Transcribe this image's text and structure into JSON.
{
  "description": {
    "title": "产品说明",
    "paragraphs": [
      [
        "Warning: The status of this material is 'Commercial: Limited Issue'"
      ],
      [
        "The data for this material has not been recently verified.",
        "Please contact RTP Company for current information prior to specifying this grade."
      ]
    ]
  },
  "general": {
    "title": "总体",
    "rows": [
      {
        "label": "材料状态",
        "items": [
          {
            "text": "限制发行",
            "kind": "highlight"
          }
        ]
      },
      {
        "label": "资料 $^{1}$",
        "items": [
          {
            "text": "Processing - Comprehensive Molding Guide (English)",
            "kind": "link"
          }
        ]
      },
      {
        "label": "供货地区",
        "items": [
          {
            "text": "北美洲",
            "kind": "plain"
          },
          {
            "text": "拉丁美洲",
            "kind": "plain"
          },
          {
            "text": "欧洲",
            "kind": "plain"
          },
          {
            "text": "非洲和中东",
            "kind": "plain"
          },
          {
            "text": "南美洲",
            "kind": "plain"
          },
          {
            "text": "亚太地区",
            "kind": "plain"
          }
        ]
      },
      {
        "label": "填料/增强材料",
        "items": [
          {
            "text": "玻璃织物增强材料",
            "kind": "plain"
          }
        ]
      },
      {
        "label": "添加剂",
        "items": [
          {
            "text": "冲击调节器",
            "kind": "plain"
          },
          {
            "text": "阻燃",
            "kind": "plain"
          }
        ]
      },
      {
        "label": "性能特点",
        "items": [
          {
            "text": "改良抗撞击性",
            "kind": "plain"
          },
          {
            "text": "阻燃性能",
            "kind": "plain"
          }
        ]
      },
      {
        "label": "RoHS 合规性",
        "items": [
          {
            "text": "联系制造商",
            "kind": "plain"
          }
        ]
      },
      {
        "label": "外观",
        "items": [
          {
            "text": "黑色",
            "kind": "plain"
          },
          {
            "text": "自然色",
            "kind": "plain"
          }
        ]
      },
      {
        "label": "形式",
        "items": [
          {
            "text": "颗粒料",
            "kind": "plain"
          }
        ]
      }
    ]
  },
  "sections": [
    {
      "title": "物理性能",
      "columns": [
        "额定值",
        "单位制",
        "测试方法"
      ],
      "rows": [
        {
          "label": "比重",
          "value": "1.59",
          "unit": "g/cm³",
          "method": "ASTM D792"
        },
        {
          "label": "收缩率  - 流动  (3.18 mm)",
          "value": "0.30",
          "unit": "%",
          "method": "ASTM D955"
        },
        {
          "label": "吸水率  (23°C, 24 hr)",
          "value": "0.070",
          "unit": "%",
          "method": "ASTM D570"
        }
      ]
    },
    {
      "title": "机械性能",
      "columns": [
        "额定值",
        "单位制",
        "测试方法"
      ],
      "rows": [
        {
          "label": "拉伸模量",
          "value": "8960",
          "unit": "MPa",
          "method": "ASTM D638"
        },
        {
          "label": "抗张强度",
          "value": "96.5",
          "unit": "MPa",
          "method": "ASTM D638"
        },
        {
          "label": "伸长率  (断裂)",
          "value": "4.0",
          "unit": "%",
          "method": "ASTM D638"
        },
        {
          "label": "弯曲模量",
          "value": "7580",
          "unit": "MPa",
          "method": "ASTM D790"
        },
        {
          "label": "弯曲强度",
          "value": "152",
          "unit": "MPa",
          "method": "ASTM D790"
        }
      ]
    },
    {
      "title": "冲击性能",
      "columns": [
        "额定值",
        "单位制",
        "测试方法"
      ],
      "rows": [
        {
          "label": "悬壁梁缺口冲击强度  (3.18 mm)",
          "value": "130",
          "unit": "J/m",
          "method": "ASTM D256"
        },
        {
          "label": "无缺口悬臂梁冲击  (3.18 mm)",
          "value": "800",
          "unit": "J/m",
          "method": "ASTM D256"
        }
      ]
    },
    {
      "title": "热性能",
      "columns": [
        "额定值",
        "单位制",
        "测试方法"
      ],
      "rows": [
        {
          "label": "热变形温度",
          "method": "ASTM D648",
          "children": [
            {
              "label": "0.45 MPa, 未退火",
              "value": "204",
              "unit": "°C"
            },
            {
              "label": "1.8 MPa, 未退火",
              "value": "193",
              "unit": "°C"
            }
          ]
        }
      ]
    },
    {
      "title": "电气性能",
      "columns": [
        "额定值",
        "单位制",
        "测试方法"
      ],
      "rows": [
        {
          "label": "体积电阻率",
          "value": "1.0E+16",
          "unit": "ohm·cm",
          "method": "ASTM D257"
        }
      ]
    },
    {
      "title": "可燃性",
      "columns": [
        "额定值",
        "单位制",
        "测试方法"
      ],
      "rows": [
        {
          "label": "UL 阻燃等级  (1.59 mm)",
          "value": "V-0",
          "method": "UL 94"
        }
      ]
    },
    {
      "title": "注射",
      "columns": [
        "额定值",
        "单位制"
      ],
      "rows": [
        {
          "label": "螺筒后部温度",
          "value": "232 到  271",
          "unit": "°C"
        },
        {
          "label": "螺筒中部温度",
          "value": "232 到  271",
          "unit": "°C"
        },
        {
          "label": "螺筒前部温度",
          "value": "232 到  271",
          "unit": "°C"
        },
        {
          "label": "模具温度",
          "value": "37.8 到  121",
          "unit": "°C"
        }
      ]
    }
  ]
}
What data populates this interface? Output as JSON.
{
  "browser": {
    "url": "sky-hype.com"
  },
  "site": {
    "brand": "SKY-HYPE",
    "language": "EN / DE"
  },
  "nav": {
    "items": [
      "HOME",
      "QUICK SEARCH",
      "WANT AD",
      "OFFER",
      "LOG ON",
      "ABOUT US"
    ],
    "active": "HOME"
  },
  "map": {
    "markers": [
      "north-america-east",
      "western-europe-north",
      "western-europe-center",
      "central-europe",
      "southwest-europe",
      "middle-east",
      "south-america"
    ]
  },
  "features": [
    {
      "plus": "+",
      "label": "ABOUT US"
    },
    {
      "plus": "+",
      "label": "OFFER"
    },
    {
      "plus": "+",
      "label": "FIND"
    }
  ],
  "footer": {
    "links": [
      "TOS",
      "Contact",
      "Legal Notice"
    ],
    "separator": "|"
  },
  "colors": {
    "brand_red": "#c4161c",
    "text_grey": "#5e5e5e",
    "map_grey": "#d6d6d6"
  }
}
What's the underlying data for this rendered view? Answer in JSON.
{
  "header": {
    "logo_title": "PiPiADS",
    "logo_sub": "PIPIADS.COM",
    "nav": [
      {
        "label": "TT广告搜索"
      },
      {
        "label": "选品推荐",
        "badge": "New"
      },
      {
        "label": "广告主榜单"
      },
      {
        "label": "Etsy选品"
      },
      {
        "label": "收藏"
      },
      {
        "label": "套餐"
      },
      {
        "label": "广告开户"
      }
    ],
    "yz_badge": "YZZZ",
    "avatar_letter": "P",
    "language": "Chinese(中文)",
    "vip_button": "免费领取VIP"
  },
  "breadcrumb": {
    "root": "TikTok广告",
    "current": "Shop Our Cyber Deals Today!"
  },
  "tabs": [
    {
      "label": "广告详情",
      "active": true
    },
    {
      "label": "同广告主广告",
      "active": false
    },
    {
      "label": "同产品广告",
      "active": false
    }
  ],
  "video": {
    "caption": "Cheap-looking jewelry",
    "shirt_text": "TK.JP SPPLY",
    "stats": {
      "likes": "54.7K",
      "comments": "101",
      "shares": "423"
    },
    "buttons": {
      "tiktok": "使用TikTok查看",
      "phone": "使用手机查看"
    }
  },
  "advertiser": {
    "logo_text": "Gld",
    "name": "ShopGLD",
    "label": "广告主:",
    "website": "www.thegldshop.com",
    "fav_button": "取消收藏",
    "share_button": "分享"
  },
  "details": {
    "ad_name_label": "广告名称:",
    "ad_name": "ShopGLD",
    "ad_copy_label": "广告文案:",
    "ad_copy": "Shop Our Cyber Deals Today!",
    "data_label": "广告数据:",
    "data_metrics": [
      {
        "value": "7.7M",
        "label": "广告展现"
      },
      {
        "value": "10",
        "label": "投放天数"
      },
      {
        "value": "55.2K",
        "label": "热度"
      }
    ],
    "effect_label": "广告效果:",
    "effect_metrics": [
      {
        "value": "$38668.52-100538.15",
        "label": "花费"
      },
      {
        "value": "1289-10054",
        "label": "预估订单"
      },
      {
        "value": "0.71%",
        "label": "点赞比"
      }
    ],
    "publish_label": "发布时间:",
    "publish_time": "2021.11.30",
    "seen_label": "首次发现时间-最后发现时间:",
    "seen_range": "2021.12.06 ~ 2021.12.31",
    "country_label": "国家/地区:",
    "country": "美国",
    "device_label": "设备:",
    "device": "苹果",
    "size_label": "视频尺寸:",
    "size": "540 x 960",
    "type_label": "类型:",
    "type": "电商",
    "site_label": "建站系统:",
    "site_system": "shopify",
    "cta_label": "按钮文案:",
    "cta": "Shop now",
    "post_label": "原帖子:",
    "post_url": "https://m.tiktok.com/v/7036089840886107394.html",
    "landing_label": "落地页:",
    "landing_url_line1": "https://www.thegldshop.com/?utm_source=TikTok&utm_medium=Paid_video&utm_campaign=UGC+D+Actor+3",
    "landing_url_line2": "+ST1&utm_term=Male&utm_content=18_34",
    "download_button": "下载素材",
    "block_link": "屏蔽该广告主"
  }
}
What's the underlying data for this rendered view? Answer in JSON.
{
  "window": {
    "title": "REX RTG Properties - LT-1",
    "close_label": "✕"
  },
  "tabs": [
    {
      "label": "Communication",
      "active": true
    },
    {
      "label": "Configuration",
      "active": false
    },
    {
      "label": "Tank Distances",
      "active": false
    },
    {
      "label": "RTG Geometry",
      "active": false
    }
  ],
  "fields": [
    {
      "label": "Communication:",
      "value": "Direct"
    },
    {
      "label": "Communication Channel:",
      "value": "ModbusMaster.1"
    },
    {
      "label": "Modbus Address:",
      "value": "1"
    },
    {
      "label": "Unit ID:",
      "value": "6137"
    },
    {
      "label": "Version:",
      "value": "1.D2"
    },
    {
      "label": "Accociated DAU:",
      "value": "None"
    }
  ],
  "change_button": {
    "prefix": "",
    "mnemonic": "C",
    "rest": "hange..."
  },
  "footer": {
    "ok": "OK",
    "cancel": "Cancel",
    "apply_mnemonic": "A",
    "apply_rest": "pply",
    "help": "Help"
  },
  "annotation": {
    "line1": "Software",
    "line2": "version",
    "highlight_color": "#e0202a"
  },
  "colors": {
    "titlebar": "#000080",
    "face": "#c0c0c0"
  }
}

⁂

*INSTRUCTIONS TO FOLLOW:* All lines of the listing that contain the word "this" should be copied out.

*TASK RESPONSE:*
Transcribe this image's text and structure into JSON.
        "Warning: The status of this material is 'Commercial: Limited Issue'"
        "The data for this material has not been recently verified.",
        "Please contact RTP Company for current information prior to specifying this grade."
What data populates this interface? Output as JSON.
What's the underlying data for this rendered view? Answer in JSON.
What's the underlying data for this rendered view? Answer in JSON.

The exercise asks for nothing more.